Exercise instructions
Where does the string "dialog" occur in the entries below? Copy every line where it does.

Supplied material
........

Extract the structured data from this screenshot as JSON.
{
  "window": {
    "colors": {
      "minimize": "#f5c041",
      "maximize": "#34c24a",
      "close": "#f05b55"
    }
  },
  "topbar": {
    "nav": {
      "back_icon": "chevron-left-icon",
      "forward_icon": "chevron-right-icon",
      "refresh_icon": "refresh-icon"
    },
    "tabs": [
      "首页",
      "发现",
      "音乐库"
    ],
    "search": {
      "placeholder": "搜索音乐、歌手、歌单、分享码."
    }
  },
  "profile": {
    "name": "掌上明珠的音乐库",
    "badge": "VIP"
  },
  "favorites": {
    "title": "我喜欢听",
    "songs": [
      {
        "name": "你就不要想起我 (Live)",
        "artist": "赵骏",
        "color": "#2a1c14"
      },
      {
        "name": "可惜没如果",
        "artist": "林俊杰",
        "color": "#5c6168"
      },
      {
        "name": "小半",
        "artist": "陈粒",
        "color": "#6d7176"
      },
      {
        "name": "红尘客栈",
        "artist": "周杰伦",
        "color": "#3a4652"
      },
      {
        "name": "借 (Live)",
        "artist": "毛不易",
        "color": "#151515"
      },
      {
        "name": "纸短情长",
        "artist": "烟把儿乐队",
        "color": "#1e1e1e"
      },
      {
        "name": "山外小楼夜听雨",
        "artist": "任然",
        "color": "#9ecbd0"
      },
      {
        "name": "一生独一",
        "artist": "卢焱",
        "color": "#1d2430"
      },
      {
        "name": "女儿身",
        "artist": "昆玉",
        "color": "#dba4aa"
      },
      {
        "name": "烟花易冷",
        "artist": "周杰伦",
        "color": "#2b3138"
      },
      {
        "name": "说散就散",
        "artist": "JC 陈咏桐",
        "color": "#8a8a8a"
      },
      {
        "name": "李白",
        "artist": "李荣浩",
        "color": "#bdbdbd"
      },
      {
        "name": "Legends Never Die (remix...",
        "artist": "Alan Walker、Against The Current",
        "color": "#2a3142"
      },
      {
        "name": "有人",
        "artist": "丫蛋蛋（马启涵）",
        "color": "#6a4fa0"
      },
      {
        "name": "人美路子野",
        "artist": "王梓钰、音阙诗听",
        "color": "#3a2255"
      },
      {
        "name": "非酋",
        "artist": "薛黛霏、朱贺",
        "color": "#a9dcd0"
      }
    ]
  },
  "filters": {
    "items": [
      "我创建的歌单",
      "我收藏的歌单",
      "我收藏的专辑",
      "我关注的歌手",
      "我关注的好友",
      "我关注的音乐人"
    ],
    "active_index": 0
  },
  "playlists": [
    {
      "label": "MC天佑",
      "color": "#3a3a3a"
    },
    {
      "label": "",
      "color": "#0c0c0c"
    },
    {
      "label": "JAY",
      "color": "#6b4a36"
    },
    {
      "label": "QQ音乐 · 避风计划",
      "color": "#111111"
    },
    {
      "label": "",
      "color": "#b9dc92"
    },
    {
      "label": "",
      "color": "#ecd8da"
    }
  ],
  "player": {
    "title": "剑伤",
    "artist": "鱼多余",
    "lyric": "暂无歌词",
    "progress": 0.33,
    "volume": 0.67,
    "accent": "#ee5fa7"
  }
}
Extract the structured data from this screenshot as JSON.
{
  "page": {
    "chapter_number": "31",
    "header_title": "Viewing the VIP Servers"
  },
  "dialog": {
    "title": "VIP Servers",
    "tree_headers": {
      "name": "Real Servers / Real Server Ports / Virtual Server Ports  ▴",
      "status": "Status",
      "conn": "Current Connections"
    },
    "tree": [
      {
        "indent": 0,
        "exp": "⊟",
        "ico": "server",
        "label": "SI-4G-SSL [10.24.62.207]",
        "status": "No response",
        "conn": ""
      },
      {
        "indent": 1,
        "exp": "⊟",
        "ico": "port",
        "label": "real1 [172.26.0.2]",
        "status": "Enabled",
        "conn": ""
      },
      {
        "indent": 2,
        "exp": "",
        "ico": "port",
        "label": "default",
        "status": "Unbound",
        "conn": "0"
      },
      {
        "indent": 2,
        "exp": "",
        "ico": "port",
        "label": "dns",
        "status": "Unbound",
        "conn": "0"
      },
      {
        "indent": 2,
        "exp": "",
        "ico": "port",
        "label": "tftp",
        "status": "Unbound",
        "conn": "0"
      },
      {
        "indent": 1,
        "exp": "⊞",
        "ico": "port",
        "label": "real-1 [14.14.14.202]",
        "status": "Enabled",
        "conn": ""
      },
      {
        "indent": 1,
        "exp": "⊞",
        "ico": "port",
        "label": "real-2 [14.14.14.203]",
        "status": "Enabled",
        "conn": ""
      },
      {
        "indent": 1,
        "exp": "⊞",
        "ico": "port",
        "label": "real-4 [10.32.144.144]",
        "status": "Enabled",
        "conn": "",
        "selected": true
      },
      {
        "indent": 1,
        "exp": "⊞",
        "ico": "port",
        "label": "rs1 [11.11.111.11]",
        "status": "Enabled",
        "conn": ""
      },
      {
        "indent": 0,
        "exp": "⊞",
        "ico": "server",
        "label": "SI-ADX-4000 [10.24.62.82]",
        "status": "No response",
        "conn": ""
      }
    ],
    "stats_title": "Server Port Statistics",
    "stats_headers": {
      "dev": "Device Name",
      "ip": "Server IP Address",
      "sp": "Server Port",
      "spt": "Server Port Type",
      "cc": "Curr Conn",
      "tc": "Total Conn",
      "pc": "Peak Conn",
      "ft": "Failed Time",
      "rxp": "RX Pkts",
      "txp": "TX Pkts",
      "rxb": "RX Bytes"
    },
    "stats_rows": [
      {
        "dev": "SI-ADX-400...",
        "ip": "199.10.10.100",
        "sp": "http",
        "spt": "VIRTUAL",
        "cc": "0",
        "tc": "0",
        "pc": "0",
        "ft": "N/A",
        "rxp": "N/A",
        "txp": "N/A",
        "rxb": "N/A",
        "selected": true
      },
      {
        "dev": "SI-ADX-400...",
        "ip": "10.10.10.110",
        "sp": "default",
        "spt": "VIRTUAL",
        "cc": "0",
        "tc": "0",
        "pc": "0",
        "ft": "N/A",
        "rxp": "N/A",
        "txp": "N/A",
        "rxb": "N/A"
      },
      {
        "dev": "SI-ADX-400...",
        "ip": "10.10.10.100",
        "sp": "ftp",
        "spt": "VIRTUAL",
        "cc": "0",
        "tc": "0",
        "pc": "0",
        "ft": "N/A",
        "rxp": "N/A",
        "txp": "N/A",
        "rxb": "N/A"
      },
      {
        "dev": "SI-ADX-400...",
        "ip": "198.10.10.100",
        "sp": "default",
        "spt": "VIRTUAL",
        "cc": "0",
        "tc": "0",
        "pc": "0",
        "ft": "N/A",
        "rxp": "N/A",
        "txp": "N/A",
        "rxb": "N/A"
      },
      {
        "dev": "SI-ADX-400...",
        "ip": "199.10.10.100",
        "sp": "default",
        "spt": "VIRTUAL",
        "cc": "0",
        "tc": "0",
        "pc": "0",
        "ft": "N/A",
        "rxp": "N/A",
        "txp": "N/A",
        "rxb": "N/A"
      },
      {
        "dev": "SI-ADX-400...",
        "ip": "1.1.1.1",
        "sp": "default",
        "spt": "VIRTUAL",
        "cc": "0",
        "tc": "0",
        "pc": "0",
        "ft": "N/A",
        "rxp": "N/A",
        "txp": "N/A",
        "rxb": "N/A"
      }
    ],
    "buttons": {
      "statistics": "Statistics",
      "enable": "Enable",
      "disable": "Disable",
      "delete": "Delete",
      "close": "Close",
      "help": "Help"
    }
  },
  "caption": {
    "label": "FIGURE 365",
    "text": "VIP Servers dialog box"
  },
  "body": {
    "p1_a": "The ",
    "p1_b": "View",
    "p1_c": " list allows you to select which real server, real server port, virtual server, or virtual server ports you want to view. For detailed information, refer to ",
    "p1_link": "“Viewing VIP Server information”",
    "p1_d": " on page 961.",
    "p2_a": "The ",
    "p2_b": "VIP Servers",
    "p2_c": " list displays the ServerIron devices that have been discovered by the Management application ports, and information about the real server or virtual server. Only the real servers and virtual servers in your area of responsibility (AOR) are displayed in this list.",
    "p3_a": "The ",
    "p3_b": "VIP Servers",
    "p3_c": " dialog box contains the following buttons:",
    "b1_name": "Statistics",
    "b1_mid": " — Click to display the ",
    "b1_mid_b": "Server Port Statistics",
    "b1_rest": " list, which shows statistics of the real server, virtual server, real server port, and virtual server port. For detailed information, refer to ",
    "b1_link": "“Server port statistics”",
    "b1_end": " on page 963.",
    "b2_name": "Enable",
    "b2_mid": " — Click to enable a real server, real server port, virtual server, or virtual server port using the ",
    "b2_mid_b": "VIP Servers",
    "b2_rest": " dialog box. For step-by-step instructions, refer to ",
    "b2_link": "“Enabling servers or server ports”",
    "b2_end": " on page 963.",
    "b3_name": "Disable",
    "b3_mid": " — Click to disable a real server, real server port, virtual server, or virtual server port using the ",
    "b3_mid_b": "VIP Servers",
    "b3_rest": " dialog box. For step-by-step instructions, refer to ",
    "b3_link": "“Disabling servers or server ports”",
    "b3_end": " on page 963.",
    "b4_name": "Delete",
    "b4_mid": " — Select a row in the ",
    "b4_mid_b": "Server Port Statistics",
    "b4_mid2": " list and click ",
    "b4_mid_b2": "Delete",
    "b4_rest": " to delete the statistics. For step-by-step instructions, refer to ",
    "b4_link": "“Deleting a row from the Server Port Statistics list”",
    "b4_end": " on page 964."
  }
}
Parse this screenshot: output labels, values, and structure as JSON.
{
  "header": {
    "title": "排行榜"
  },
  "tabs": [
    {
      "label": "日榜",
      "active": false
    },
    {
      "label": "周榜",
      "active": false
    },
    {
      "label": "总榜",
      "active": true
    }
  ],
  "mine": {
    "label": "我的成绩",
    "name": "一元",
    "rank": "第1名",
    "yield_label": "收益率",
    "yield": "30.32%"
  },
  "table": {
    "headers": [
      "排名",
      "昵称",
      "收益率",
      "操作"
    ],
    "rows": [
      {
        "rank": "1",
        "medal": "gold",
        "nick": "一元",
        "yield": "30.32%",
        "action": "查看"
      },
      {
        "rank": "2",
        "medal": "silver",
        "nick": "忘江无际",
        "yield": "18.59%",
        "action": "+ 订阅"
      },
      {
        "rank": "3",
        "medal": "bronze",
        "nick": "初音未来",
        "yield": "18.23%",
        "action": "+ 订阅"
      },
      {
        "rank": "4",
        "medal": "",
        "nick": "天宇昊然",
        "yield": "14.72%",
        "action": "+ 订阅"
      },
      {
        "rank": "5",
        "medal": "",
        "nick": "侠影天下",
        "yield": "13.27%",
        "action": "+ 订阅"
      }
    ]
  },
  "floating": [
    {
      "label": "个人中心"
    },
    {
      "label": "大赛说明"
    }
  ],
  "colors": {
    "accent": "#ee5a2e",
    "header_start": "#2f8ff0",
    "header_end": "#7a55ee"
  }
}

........

Result below
  "dialog": {
    "text": "VIP Servers dialog box"
    "p3_c": " dialog box contains the following buttons:",
    "b2_rest": " dialog box. For step-by-step instructions, refer to ",
    "b3_rest": " dialog box. For step-by-step instructions, refer to ",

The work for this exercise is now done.